Sundays in Montreal is when the Guerriers de la Montagne (The Knights and Warriors of Mount Royal) come out to battle—and it’s an amazing sight. Not only is there great dedication to looking the part, but some seriously impressive swordsmanship as well.
After ascending 10 more minutes, things get quieter. The perfect opportunity to enjoy nature—and a good read.
Back at the base of the mountain, the Tam-Tams (an informal name for the weekly free festival around the George-Étienne Cartier Monument in Mount Royal Park in Montreal) are in full effect. Drums circles are everywhere—all playing to their own rhythms. The effect is hypnotic. People laugh and dance and picnic all around us. The high point of our trip so far.
With picnics on our mind, we head to Dinette Triple Crown, a tiny barbeque restaurant near where we are staying that makes up for its lack of in-restaurant seating by packing a wicker basket for customers (complete with tablecloths and all of the fixin’s), and sending them to the city park across the street to eat.

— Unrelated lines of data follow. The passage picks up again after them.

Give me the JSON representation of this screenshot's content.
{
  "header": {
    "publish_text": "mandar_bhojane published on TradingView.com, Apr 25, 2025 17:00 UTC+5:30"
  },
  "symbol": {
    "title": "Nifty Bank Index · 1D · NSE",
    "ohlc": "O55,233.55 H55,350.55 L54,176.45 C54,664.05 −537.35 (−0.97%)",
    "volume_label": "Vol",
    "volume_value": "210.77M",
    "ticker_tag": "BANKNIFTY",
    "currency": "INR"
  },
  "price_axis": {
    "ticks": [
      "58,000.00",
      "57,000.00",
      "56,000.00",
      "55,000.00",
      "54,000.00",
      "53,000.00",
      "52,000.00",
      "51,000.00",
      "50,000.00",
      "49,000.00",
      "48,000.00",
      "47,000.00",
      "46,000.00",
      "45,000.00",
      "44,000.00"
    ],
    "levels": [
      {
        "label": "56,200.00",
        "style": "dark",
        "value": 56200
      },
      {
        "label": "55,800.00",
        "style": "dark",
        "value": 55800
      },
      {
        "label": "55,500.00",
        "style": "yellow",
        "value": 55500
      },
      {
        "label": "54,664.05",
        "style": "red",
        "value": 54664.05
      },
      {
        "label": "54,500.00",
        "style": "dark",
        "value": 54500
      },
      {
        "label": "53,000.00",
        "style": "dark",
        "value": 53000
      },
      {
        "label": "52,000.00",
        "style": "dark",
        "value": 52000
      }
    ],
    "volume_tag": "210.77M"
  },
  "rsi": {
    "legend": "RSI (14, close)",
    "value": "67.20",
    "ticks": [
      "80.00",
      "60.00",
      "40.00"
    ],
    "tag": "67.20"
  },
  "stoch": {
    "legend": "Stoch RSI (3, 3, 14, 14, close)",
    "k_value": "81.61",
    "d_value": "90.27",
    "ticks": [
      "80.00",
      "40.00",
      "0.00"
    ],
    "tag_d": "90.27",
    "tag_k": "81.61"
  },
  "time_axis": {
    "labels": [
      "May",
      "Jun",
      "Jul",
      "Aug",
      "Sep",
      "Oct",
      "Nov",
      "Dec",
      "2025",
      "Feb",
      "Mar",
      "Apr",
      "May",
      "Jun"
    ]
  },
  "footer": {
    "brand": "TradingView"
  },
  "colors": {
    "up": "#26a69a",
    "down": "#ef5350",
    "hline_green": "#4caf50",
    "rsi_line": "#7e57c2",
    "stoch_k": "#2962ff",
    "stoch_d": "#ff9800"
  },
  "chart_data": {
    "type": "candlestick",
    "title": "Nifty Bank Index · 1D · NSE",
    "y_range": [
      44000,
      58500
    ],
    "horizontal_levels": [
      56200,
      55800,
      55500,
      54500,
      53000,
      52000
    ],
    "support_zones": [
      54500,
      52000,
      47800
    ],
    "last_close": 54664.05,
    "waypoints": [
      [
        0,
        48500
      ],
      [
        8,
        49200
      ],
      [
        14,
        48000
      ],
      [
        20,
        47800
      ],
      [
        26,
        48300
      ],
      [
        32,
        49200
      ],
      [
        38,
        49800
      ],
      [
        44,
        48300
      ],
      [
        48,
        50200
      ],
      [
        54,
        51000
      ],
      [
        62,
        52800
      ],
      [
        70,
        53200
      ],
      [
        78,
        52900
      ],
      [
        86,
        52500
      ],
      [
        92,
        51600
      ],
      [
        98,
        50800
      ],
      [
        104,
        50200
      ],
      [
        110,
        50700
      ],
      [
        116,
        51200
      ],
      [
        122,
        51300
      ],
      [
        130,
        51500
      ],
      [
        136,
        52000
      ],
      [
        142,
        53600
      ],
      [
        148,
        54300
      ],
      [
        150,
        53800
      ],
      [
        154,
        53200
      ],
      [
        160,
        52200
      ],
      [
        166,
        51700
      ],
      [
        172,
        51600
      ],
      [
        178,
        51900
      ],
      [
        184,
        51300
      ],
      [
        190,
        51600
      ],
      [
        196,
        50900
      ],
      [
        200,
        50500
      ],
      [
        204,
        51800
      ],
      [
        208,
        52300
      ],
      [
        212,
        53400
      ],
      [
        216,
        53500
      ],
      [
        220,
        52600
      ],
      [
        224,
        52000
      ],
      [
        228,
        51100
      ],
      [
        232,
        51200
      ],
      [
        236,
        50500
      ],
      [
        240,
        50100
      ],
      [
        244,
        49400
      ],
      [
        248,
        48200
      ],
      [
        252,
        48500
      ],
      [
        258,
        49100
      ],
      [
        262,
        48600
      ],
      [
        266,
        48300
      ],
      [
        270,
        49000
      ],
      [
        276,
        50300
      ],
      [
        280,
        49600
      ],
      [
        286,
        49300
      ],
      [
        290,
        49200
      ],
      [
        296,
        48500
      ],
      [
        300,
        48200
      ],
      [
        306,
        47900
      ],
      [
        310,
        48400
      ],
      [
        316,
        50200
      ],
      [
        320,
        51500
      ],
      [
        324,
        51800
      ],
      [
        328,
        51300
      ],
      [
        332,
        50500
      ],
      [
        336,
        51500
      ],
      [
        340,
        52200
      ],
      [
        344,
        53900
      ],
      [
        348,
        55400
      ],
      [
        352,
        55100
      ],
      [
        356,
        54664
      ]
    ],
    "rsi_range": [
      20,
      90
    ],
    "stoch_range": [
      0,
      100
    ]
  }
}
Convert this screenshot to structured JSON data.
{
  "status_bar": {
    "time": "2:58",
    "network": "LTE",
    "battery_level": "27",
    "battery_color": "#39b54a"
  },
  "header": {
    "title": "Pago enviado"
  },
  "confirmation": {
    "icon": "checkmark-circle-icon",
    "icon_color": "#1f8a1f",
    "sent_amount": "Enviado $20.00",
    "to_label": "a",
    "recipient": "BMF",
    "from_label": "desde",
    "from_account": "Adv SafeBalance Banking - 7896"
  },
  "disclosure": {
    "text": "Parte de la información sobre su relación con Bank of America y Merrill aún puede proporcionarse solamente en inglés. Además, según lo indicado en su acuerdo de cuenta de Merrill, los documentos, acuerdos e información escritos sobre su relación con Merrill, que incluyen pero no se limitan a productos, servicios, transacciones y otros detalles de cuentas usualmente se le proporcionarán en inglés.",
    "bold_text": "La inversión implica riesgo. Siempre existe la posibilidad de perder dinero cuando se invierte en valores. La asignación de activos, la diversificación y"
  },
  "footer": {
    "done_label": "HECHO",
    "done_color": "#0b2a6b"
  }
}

It’s a booklovers dream! Great food, great weather and an entire library of books in hand. For me, it’s You May Also Like by Tom Vanderbilt, a brilliant book about why we like the things we like, and what it says about us.
Shall we get another coffee? I think we shall. We decide on GAB on Rue St. Laurent, a hub for students and freelancers that lets you pay by the hour to use their workspace and computers. Naturally it’s the perfect place to get in some reading (academic or otherwise).
They even have little study stations.
Day Three: After saying goodbye to our beautiful apartment, we hop in a cab and head to Mile-End for bagels.
Obviously we have to visit Fairmont Bagel before leaving—when it comes to Montreal-style bagels there’s really no competition.
With an extra 30 minutes to go until we’re picked up, we check out one more café, Arts Coffee. It’s my favourite one yet! With its creative vibe and terrific selection of reading materials (books, magazines, newspapers, you name it), it’s a place you can stay for hours.
Sadly, we’ve run out of time. Our ride shows up and we get ready to read for another 6 hours on the way home. We’ve just gotten into the car, but we’re already planning our next visit.